Thierno Ngom, president of the Student Research Association of the Alione Diop de Bambey University, noted he is excited to see despite the challenges students face in Senegal, there have been steps towards progress and the system is actually being used as a model in many discussions His classmate, Ousseynou Cisse, noted that in order to learn from other systems, though, it is not as simple as cutting and pasting. We need to look at local realities before adapting the models of others.
Another hot topic of the summit was about the African brain drain, and how to engage the diaspora to come back. Nigel Mugamu, founder of 263Chat, a social media movement informing and engaging citizens about news in his home country Zimbabwe, tweeted “Instead of going abroad, we should go to another African country to gain knowledge from each other.” This relates to a comment made by Francois Diouf, president of the Virtual University of Senegal’s Students Association. His concern is how to make African universities be valued internationally to avoid the brain drain. He hopes this revitalization will help provide African universities with prestige and value which will encourage Africans to remain in Africa.
The students at the conference were concerned about the lack of student representation from other countries. They wanted to mingle with others to talk about solutions they want for their own education. On a panel on national building and citizenship, Professor Godwin Murunga from Kenyatta University in Nairobi suggested that issues of Panafricanism are not resonating with the youth generation, and they are not thinking beyond borders. This would have been a perfect opportunity to engage youth in a conversation about thinking beyond borders and future of their continent.
Additionally, the students noted that during panels, speakers should have solicited questions from them, making it easier for them to voice their concerns in a public forum. They wanted to speak up, but often felt overpowered by those older and more experienced. Additionally, they fear ultimately, leaders will do what they want, without considering their needs.
In this light, I urge everyone who is working on the Call to Action and all stakeholders in higher education to put in place a system to be able to listen and react to what students want.

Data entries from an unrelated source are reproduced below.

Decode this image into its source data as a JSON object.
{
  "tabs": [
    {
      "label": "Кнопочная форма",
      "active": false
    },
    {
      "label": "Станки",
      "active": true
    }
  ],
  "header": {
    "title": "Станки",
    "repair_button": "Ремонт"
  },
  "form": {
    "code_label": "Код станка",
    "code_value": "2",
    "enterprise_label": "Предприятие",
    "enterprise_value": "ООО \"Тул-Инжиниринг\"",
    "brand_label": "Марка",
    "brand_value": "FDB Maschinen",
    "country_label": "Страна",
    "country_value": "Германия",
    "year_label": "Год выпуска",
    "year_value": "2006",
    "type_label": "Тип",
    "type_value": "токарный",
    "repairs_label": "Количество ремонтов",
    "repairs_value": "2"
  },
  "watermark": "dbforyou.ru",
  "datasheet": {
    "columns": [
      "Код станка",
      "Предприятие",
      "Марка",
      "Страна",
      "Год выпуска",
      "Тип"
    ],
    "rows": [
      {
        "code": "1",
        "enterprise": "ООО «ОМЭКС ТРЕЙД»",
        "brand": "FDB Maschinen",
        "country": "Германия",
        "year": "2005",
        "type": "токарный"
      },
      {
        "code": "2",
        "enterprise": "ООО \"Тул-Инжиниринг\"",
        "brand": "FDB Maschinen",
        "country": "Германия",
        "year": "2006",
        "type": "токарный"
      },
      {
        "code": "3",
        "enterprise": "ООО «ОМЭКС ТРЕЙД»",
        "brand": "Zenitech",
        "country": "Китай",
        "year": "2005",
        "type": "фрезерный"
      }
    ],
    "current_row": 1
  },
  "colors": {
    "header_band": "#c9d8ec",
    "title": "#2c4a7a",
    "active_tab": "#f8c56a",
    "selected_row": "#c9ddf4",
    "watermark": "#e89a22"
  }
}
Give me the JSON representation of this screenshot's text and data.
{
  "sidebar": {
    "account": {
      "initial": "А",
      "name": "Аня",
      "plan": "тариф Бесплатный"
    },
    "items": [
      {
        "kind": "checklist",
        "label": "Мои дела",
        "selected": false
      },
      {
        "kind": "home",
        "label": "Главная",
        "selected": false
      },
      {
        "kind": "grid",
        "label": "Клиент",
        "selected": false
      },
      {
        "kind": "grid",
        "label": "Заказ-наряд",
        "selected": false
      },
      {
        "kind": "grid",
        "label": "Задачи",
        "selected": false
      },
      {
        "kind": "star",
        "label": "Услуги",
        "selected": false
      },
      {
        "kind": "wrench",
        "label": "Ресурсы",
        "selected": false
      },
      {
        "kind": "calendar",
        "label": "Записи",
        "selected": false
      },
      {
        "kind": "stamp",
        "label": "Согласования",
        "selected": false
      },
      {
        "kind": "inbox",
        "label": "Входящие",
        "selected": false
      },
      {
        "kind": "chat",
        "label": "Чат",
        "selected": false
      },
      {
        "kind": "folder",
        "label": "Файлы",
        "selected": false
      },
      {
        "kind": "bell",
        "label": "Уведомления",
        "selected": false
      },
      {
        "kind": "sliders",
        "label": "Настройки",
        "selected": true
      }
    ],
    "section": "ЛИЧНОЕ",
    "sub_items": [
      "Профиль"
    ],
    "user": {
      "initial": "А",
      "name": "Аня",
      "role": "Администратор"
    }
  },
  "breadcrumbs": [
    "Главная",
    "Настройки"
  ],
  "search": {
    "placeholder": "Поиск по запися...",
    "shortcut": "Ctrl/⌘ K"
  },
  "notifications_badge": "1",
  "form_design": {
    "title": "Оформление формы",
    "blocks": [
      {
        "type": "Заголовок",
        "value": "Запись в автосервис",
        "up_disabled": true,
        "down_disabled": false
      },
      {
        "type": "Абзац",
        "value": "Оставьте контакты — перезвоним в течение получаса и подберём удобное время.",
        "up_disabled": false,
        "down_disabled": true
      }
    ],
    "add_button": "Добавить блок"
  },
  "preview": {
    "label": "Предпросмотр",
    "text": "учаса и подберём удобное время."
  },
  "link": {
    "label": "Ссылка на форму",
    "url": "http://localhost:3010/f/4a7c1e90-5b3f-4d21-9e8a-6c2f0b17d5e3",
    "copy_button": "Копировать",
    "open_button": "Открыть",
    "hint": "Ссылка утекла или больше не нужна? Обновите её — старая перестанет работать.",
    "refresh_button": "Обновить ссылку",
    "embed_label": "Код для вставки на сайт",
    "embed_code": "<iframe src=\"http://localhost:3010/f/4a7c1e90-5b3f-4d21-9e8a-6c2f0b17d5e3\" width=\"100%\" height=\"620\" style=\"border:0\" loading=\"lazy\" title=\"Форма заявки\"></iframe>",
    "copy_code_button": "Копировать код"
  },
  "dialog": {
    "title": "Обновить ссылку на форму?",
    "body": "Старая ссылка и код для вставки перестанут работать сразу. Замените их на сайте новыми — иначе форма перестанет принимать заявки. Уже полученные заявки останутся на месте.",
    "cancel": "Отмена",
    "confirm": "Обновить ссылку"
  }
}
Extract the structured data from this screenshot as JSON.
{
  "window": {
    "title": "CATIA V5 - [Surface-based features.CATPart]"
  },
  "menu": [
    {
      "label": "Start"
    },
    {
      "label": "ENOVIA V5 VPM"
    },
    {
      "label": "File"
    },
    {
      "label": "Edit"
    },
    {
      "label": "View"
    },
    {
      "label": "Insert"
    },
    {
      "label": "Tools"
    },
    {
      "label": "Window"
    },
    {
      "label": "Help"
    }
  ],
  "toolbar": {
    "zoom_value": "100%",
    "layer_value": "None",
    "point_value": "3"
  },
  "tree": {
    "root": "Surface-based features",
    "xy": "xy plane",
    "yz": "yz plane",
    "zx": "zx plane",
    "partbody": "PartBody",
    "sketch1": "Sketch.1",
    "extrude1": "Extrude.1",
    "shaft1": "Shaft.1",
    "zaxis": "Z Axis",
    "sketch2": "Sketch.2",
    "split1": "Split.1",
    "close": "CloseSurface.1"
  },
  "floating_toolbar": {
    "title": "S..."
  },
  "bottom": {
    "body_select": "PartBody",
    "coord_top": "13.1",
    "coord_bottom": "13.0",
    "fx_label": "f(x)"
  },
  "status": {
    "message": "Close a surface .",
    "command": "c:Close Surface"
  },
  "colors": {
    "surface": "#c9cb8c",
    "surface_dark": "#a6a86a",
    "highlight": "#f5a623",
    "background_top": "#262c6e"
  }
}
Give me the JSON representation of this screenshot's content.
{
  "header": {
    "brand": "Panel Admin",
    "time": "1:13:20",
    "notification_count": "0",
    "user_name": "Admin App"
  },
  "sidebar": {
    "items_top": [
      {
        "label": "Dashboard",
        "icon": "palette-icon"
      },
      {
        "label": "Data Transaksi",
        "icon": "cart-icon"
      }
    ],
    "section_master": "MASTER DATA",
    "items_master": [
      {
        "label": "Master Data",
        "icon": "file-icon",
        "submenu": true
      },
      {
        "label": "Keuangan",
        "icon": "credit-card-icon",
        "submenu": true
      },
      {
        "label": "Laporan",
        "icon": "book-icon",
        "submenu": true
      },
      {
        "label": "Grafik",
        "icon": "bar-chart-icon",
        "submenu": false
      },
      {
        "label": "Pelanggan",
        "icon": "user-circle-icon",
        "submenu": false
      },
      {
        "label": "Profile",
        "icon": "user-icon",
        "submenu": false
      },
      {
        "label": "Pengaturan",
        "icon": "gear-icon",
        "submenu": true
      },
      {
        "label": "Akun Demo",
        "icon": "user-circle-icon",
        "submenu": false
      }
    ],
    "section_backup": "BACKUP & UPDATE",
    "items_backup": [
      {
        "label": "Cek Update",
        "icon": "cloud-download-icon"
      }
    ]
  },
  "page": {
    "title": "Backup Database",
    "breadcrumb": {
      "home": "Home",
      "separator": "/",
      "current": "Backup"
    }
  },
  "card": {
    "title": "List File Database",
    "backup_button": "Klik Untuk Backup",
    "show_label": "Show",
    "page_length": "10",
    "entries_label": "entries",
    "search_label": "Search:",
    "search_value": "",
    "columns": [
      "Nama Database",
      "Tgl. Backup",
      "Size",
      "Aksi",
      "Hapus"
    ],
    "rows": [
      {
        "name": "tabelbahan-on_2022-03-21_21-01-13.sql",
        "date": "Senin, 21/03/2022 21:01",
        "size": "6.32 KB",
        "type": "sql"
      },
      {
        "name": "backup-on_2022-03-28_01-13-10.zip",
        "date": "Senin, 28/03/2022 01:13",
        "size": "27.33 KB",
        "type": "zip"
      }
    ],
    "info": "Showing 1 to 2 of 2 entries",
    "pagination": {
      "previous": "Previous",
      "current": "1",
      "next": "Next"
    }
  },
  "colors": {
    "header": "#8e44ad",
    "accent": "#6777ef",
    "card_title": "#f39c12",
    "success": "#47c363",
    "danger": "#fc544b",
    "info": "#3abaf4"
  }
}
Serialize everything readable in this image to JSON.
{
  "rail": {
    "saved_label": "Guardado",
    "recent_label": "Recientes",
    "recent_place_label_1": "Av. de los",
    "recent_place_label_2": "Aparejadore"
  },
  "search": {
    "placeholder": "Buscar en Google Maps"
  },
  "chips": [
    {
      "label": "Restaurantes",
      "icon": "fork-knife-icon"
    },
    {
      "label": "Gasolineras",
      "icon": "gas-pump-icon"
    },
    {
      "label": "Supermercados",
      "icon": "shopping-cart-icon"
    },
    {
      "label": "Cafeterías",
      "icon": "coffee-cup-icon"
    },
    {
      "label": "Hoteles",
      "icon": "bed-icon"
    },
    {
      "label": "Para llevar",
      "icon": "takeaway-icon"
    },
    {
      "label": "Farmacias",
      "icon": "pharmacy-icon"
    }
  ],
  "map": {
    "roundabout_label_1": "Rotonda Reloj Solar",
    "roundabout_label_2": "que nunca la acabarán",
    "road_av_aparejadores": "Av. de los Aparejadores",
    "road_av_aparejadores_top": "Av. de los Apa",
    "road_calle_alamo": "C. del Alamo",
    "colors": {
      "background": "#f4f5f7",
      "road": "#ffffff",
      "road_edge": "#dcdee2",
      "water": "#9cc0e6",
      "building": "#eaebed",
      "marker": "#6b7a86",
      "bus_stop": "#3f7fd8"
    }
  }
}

Let’s put aside political and personal opinions and think about the youth in these institutions in order to really reinvigorate the higher education system.